James: The problem isn’t the guns, it’s evil or sick people.
Jane: But it’s not as simple as good and evil. Lots of people who aren’t mentally ill or what you would call “evil” shoot people, too.
Kim: But I’m talking about mass shootings, like in malls or schools. Those are the acts of people with severe mental illness.
James and Kim are both talking about the same problem—shocking acts of mass violence—and they believe the root problem is a person with a condition. Jane is talking about the incidence of violence at all levels throughout society, and to her the root problem is the violent act, which is made possible via a tool, a gun. This confusion about actors and root causes is one of the signals that lets us know that we’re overhearing people struggling with a wicked problem.
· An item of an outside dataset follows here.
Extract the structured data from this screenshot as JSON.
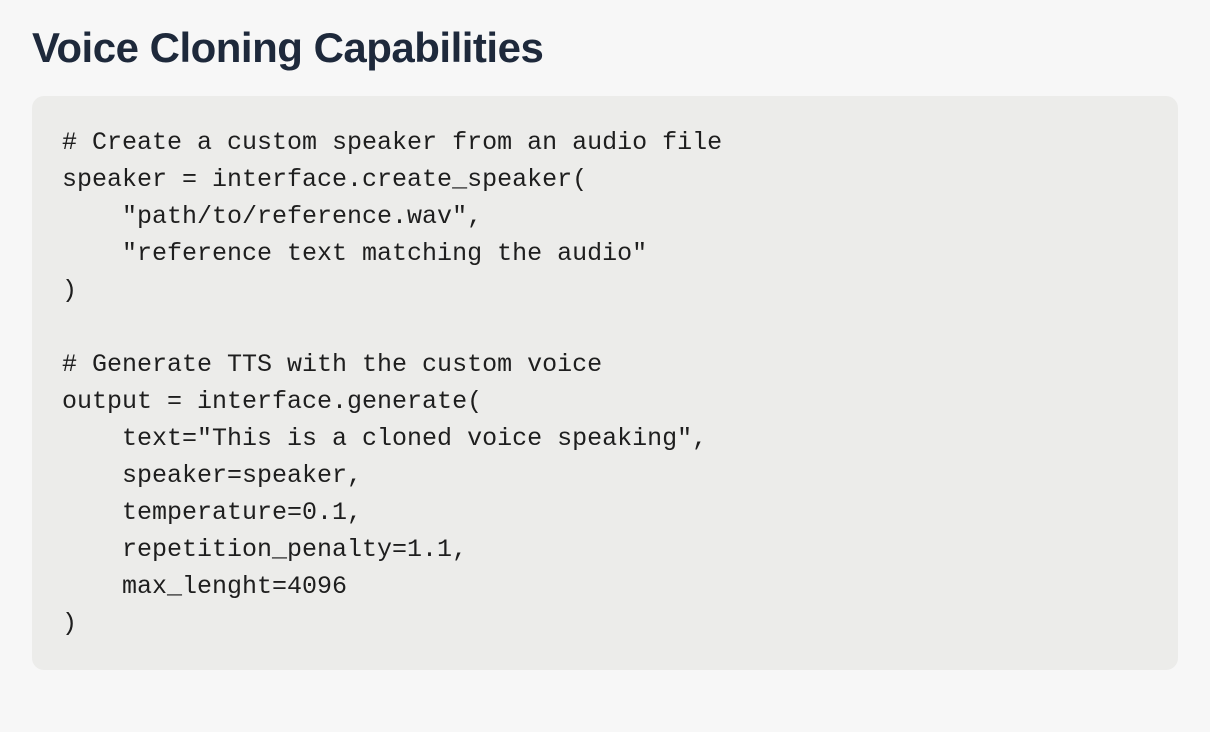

Overall, this conversation appears to be thoughtful, respectful, and considers issues on a deeper level. Although many people have probably been having similar conversations in response to the Newtown tragedy, there are many polarizing conversations happening as well. How many times have we heard television pundits from the right and left arguing, or expert panels discussing the efficacy of different gun control laws in other countries? How many Facebook arguments have we seen, and how many times have we heard people hastily change the topic when they sense disagreement? How easily could this conversation have gone differently—but why didn’t it? Was it some combination of speech acts—the active listening, the validation of each other’s viewpoints before pushing back, the respectful questioning? Why did these people use these speech acts and not more adversarial or avoiding ones? And finally, will this conversation have any lasting impact on the judgments these four citizens will come to about gun control? How much?
These are just the questions raised by this one anecdote. We’re interested in learning not only about individual conversations, but also about the implications for the public life that they add up to.
Are there ways that this conversation could have been even more productive? Are there ways that it might have been completely shut down? How was this conversation influenced by previous ones each person had had before, and what from this conversation will each participant recall next time this issue comes up? How do all these tiny instances of deliberative naming, framing, and choice making add up—is it a question of critical mass or culture change? How do these conversations influence more traditional political behavior? What other results can be traced to this kind of talk?
The two paragraphs above contain no fewer than 12 questions. As you can see, we’ve got our work cut out for us.
So why are we asking these questions? Too often, deliberation is misunderstood as a specialized technique or method. By examining everyday speech acts, we can show that deliberation is a natural part of talk—a native plant, not some exotic flower you have to import and carefully nurture. If deliberation is a native plant that grows everywhere—perhaps it might only need a bit of water or soil amendment. If our research reveals communication practices that people already perform and use, then we can show people that the skills needed for deliberative decision making are already part of their everyday lives. We can also help people ask concrete, productive questions to figure out why their community is stuck on a problem and which skills they already have that can be used to help them get through it.
Amy Lee is a program officer at the Kettering Foundation. She can be reached at firstname.lastname@example.org.
Erika Mason-Imbody is a research deputy with the Kettering Foundation and coordinator of the Coca-Cola First Generation Scholarship Program at The University of Alabama.